[App and web page records]

--- START ---

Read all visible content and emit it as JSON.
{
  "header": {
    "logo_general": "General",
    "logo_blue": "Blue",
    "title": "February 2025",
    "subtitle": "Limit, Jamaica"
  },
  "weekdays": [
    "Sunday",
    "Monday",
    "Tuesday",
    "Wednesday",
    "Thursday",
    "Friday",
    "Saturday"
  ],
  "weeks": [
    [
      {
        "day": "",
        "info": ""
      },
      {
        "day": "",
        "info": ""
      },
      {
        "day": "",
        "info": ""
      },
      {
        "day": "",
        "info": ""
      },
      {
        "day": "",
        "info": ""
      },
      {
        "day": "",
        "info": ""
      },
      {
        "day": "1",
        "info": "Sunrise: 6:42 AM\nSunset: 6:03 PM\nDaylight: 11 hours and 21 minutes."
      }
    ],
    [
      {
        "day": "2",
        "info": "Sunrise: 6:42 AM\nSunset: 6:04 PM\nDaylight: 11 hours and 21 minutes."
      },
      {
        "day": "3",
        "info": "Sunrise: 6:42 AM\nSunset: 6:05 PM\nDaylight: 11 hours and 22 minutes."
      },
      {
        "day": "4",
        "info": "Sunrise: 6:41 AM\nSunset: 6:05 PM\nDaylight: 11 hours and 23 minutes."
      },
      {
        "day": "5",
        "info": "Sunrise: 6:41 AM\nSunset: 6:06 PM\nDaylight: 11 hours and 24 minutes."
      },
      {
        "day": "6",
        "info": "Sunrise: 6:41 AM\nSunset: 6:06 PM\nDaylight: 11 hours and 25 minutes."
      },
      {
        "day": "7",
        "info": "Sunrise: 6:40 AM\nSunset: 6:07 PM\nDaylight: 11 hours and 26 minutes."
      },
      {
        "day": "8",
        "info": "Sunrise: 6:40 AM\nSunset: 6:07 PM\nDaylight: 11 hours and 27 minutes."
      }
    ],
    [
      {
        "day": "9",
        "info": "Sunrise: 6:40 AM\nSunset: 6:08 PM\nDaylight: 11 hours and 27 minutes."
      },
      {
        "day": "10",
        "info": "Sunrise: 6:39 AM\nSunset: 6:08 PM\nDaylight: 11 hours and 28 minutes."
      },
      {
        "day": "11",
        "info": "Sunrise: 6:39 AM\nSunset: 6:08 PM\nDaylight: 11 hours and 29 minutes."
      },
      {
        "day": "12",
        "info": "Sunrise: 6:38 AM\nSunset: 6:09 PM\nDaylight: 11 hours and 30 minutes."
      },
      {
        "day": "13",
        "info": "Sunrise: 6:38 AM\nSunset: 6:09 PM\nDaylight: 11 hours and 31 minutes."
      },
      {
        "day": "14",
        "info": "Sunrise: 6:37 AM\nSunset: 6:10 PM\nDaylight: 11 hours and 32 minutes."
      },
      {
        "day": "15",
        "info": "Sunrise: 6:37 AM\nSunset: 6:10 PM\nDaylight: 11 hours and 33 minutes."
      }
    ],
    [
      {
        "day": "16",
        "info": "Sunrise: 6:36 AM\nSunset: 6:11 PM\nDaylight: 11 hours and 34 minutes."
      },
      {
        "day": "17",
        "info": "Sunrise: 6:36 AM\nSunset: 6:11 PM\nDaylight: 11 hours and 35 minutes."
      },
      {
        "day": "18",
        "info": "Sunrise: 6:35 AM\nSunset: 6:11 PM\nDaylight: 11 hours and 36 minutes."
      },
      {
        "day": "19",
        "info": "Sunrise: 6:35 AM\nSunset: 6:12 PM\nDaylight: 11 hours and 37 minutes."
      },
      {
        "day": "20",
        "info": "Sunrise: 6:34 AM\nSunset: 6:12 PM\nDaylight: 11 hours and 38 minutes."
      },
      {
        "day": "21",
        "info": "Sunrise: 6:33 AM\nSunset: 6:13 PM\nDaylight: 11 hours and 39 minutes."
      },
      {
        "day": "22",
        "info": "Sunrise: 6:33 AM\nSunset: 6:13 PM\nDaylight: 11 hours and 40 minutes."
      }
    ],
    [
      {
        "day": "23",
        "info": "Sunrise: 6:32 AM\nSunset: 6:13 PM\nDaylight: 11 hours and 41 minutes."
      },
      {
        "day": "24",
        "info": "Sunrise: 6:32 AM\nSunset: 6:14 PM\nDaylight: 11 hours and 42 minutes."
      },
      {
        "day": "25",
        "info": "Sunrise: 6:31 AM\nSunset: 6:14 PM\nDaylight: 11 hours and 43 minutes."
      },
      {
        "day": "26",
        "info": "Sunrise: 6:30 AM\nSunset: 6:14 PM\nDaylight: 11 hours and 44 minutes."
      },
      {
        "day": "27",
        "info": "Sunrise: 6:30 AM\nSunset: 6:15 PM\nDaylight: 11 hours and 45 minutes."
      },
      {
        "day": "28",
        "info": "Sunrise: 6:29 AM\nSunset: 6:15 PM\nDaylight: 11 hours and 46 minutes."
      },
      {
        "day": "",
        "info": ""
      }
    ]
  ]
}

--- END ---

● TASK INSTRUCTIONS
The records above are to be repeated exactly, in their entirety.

● FINISHED EXERCISE
Read all visible content and emit it as JSON.
{
  "header": {
    "logo_general": "General",
    "logo_blue": "Blue",
    "title": "February 2025",
    "subtitle": "Limit, Jamaica"
  },
  "weekdays": [
    "Sunday",
    "Monday",
    "Tuesday",
    "Wednesday",
    "Thursday",
    "Friday",
    "Saturday"
  ],
  "weeks": [
    [
      {
        "day": "",
        "info": ""
      },
      {
        "day": "",
        "info": ""
      },
      {
        "day": "",
        "info": ""
      },
      {
        "day": "",
        "info": ""
      },
      {
        "day": "",
        "info": ""
      },
      {
        "day": "",
        "info": ""
      },
      {
        "day": "1",
        "info": "Sunrise: 6:42 AM\nSunset: 6:03 PM\nDaylight: 11 hours and 21 minutes."
      }
    ],
    [
      {
        "day": "2",
        "info": "Sunrise: 6:42 AM\nSunset: 6:04 PM\nDaylight: 11 hours and 21 minutes."
      },
      {
        "day": "3",
        "info": "Sunrise: 6:42 AM\nSunset: 6:05 PM\nDaylight: 11 hours and 22 minutes."
      },
      {
        "day": "4",
        "info": "Sunrise: 6:41 AM\nSunset: 6:05 PM\nDaylight: 11 hours and 23 minutes."
      },
      {
        "day": "5",
        "info": "Sunrise: 6:41 AM\nSunset: 6:06 PM\nDaylight: 11 hours and 24 minutes."
      },
      {
        "day": "6",
        "info": "Sunrise: 6:41 AM\nSunset: 6:06 PM\nDaylight: 11 hours and 25 minutes."
      },
      {
        "day": "7",
        "info": "Sunrise: 6:40 AM\nSunset: 6:07 PM\nDaylight: 11 hours and 26 minutes."
      },
      {
        "day": "8",
        "info": "Sunrise: 6:40 AM\nSunset: 6:07 PM\nDaylight: 11 hours and 27 minutes."
      }
    ],
    [
      {
        "day": "9",
        "info": "Sunrise: 6:40 AM\nSunset: 6:08 PM\nDaylight: 11 hours and 27 minutes."
      },
      {
        "day": "10",
        "info": "Sunrise: 6:39 AM\nSunset: 6:08 PM\nDaylight: 11 hours and 28 minutes."
      },
      {
        "day": "11",
        "info": "Sunrise: 6:39 AM\nSunset: 6:08 PM\nDaylight: 11 hours and 29 minutes."
      },
      {
        "day": "12",
        "info": "Sunrise: 6:38 AM\nSunset: 6:09 PM\nDaylight: 11 hours and 30 minutes."
      },
      {
        "day": "13",
        "info": "Sunrise: 6:38 AM\nSunset: 6:09 PM\nDaylight: 11 hours and 31 minutes."
      },
      {
        "day": "14",
        "info": "Sunrise: 6:37 AM\nSunset: 6:10 PM\nDaylight: 11 hours and 32 minutes."
      },
      {
        "day": "15",
        "info": "Sunrise: 6:37 AM\nSunset: 6:10 PM\nDaylight: 11 hours and 33 minutes."
      }
    ],
    [
      {
        "day": "16",
        "info": "Sunrise: 6:36 AM\nSunset: 6:11 PM\nDaylight: 11 hours and 34 minutes."
      },
      {
        "day": "17",
        "info": "Sunrise: 6:36 AM\nSunset: 6:11 PM\nDaylight: 11 hours and 35 minutes."
      },
      {
        "day": "18",
        "info": "Sunrise: 6:35 AM\nSunset: 6:11 PM\nDaylight: 11 hours and 36 minutes."
      },
      {
        "day": "19",
        "info": "Sunrise: 6:35 AM\nSunset: 6:12 PM\nDaylight: 11 hours and 37 minutes."
      },
      {
        "day": "20",
        "info": "Sunrise: 6:34 AM\nSunset: 6:12 PM\nDaylight: 11 hours and 38 minutes."
      },
      {
        "day": "21",
        "info": "Sunrise: 6:33 AM\nSunset: 6:13 PM\nDaylight: 11 hours and 39 minutes."
      },
      {
        "day": "22",
        "info": "Sunrise: 6:33 AM\nSunset: 6:13 PM\nDaylight: 11 hours and 40 minutes."
      }
    ],
    [
      {
        "day": "23",
        "info": "Sunrise: 6:32 AM\nSunset: 6:13 PM\nDaylight: 11 hours and 41 minutes."
      },
      {
        "day": "24",
        "info": "Sunrise: 6:32 AM\nSunset: 6:14 PM\nDaylight: 11 hours and 42 minutes."
      },
      {
        "day": "25",
        "info": "Sunrise: 6:31 AM\nSunset: 6:14 PM\nDaylight: 11 hours and 43 minutes."
      },
      {
        "day": "26",
        "info": "Sunrise: 6:30 AM\nSunset: 6:14 PM\nDaylight: 11 hours and 44 minutes."
      },
      {
        "day": "27",
        "info": "Sunrise: 6:30 AM\nSunset: 6:15 PM\nDaylight: 11 hours and 45 minutes."
      },
      {
        "day": "28",
        "info": "Sunrise: 6:29 AM\nSunset: 6:15 PM\nDaylight: 11 hours and 46 minutes."
      },
      {
        "day": "",
        "info": ""
      }
    ]
  ]
}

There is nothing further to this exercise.